Specific for cold, wet, damp, kapha conditions with white, sticky mucus and a productive cough; asthma, bronchitis, pneumonia and sore throats (Bhavaprakas´a). Black pepper infused oil or ghee, applied into the nose, can be a wonderful decongestant to the sinuses blocked with kapha or ama relieves chronic sinus congestion.

It can help to ‘cook’ the pathogens and then induce sweat to release the misplaced agni that has moved from the stomach to the plasma tissue. It clears ama from rasa dhatu and normalizes the digestive fire in the stomach. Used as part of treatment in intermittent fevers such as malaria when it is often combined with bitter and cooling herbs (Paranjpe 2001).

Pepper has the ability to stimulate microcirculation in the capillaries. This can be useful in cirrhosis, hepatitis and skin diseases with signs of stagnant blood; red or purple patches and chronic lesions. This can also be of benefit in cold congestion in the uterus and apanaksetra with dysmenorrhoea and amenorrhoea.

It acts as rubefacient, resolvent and stimulant when used externally. External application of the essential oil can help to relieve neuralgic and arthritic pain with cold swellings (Gogte 2000).

It is used in toothache, paralysis and obesity. It also has anti-inflammatory, anti-bacterial and anti-oxidant properties.

It stimulates absorption of several micronutrients in the body such as coenzyme Q-10, beta-carotene and EGCG (a powerful anti-oxidant).

East Africans believe that body odor produced after eating substantial amounts of pepper repels mosquitoes.

Black pepper is used in liniments and gargles; they have been used as carminatives, reducing stomach and intestinal gas; and they have been found to stimulate the activity of the heart and kidneys. It is also an effective insecticide against houseflies. Gardeners use pepper sprays against several kinds of pests.

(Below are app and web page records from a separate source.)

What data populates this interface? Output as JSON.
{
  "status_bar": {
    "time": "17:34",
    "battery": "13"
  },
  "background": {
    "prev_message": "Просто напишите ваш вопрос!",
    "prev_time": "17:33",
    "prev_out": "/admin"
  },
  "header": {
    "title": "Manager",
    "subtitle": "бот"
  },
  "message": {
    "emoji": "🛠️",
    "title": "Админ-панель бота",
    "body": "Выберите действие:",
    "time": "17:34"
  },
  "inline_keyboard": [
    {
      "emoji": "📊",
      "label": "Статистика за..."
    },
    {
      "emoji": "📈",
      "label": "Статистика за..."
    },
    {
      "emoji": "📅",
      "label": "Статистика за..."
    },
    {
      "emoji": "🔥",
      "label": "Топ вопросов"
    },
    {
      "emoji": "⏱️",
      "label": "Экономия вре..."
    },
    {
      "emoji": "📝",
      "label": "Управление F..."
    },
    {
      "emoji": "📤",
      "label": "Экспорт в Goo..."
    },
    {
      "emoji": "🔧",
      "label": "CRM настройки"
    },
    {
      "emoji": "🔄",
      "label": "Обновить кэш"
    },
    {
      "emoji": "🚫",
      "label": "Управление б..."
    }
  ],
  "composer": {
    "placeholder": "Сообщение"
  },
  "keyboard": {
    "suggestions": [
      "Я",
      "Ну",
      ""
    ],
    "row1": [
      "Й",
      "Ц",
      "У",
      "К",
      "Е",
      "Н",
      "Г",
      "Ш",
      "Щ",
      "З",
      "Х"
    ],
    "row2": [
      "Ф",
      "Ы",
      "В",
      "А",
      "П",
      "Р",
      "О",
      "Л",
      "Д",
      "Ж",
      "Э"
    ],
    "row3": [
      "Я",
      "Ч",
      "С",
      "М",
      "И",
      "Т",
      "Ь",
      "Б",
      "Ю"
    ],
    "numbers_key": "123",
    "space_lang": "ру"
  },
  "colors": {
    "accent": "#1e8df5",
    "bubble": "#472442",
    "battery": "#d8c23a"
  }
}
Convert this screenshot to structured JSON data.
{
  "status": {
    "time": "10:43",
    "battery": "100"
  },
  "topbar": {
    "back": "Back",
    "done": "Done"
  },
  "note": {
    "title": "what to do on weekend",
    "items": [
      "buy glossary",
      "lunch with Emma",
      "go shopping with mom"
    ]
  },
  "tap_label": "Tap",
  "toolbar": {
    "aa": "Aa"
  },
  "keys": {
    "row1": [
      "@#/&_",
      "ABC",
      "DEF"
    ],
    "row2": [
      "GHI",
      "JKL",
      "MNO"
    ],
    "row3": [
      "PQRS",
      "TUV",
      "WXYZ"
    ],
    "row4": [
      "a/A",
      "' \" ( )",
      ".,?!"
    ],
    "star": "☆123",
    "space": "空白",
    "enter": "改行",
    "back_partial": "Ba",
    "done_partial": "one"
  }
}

For toothache
Make a decoction of the pepper by adding 1/8 teaspoon of black pepper to 1/2 cup boiling water. Stir, cover and simmer on low heat for 7 minutes. Steep still covered for another 15 minutes. Strain. Rinse the mouth with small sips with warm decoction. Retain the liquid in the mouth for a minute or more. Repeat as needed.

Safety:
2-4 ratti (.25–.05 gm) per day can be taken safely (Bhavaprakasha Nighantu). Exercise care. Herbs in Ayurvedic medicine are commonly mixed with other herbal medicines to reduce the toxic effect one of them may produce on the body.